Howie Choset, a professor of robotics at Carnegie Mellon University, has spent years creating mechanical snakes with names such as Uncle Sam, Betsy Ross, Pepperoni, and Monster Max that can climb up poles, swim across ponds, and burrow into tight places. The reptilian bots have as many as 75 specially constructed joints with tiny motors, and some borrow movements, like sidewinding, from desert snakes and other living creatures. Now Choset, 44, is working on versions that could be used in search and rescue after earthquakes and that slither along pipes at power plants to detect cracks and leaks that could cause accidents.
“He is pushing his robots to operate in environments robots traditionally couldn’t work in—sand, debris, rubble,” says Daniel Goldman, a physics and biology researcher at Georgia Institute of Technology who collaborates with Choset on using mathematical models to better understand how snakes and the sandfish lizard move.

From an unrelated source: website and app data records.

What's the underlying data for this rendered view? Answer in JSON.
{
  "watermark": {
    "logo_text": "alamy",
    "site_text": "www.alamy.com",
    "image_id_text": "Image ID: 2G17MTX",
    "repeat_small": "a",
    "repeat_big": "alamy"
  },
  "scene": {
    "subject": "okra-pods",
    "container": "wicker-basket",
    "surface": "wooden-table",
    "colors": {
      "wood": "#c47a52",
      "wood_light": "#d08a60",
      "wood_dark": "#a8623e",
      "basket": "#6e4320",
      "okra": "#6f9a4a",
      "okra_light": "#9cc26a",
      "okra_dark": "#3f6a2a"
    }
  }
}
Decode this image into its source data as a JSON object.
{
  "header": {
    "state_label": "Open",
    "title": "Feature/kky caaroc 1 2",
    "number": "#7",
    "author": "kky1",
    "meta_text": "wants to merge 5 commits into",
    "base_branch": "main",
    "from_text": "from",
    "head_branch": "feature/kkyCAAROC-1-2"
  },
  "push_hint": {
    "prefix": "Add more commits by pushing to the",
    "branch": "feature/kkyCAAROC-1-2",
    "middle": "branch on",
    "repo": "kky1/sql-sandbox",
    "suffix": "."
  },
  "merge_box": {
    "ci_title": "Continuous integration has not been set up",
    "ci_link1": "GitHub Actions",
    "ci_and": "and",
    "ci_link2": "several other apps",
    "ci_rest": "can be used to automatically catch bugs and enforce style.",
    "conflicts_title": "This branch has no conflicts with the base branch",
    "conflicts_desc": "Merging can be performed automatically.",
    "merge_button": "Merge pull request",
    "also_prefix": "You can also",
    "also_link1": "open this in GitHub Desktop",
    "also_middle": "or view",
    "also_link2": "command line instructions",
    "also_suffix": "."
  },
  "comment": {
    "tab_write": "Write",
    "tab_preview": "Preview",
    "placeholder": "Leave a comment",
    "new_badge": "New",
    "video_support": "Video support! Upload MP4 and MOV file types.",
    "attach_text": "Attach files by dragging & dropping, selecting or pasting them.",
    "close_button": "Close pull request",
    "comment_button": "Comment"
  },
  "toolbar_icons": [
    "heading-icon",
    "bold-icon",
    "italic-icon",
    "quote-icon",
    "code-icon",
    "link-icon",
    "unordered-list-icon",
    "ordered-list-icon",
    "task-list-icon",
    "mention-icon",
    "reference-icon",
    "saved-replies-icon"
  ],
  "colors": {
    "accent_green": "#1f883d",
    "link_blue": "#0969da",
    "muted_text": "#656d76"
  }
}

The key to the robotic snakes’ maneuverability is their joint design. Comprising about 20 parts, each joint is designed to be stronger and provide a greater range of motion than a typical robot’s, Choset says. The robots are controlled with movements of a joystick (connected wirelessly or by a cable), which produce electric signals that activate the motors in the joints. A few years ago one of his robots, equipped with a camera, was used in an archaeological study of the cavity under the Great Pyramid of Giza. In 2006, Choset co-founded Medrobotics, a startup that built a 12-inch robot to film and probe the human heart. The device has been successful in early trials, but the company has yet to bring it to market. Medrobotics is currently working to gain Food and Drug Administration approval to sell a snakebot for use in ear and throat surgeries.
Choset has been interested in how cars, trains, and people move ever since he was a 5-year-old growing up on Long Island. He says he got his first computer in eighth grade and taught himself how to program. In his junior year in high school he built a robotic car out of a shoebox. The next year, he constructed an automated vehicle with an ultrasonic sensor that prevented it from ramming into walls. The gadget made it into the finals at a national science competition.
As an undergraduate at the University of Pennsylvania, Choset double-majored in business and computer science. He then went to the California Institute of Technology, where he wrote his Ph.D. thesis on creating mathematical models that could be used as the basis for robotic movement. After earning his doctorate in 1996, he began working on snake robots at Carnegie Mellon.
Later this month, a three-foot aluminum snake he developed will burrow into a prairie dog hole at the National Zoo in Washington to traverse its tunnels and relay the footage. Choset may attend to watch the results. “Even after 20 years,” he says of his robots, “I still never get bored watching them move.”